The rise of the People's Republic of China (PRC) as a new destination for international students has been widely reported in both the domestic and international mass media, but academic research into this phenomenon and its theoretical implications are lacking. The purposes of this article are threefold. First, by examining the dynamics underpinning the PRC's efforts to shape the inflow of international students, it reveals the major strategies that have enabled China to become a key competitor for international students. Second, it argues that China has emerged as a destination of choice for international students, not as the result of neo-liberal ideology or the pursuit of economic gains, but because of state-directed efforts to improve its international political and academic relations.
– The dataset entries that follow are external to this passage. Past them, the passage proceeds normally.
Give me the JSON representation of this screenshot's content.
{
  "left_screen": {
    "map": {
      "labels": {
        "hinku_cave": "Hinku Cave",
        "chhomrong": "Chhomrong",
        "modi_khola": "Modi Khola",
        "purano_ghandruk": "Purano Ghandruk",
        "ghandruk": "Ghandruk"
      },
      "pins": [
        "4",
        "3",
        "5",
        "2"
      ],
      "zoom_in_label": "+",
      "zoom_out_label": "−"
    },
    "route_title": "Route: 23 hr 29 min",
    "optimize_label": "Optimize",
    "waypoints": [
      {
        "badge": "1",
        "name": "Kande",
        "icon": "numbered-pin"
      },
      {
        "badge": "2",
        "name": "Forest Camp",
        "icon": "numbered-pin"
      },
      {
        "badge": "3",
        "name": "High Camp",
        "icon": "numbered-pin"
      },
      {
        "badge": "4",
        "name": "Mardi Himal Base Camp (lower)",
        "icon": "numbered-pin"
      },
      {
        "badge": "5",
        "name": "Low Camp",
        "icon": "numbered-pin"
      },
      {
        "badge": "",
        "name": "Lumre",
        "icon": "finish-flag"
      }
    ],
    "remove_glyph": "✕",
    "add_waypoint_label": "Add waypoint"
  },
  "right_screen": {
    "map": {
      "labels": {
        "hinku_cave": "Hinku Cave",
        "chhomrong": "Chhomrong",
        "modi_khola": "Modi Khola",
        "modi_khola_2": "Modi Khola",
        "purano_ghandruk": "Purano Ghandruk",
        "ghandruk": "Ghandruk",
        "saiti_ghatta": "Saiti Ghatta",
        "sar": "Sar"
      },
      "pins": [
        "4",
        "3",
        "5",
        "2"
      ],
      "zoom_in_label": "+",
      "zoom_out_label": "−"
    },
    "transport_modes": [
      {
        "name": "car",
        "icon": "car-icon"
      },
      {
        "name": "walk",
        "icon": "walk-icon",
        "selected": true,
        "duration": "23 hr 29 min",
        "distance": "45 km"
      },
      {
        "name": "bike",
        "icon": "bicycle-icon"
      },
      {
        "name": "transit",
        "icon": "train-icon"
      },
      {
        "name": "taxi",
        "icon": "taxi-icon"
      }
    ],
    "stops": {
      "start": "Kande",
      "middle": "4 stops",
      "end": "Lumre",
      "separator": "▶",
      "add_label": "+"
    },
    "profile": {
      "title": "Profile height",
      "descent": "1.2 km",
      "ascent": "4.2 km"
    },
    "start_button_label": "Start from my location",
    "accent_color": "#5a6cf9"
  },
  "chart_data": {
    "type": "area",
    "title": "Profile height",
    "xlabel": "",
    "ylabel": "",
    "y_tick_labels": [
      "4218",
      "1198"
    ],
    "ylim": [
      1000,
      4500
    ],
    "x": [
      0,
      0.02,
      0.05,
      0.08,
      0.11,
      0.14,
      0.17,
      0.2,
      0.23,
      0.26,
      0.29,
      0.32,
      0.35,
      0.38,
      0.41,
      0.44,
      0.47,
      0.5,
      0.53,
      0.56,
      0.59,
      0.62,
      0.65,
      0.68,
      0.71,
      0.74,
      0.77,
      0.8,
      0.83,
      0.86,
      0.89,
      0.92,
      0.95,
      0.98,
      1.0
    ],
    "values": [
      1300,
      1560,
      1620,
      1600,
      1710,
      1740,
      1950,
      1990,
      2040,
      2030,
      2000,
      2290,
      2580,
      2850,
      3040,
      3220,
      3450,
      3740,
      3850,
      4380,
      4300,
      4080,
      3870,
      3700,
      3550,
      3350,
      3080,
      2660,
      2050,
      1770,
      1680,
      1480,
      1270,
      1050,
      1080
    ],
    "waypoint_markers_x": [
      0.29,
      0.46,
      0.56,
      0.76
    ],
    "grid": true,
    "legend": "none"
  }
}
Third, drawing upon China's experience, this article improves our understanding of the role of the state in shaping international relations, higher education and international academic mobility, as both a rule-taker and a rule-maker in the context of globalisation. Copyright © 2013 Association for Tertiary Education Management and the L H Martin Institute for Higher Education Leadership and Management.
|Journal||Journal of Higher Education Policy and Management|
|Early online date||Jun 2013|
|Publication status||Published - 2013|
CitationPan, S.-Y. (2013). China's approach to the international market for higher education students: Strategies and implications. Journal of Higher Education Policy and Management, 35(3), 249-263.
- Departmental state
- Higher education
- International mobile students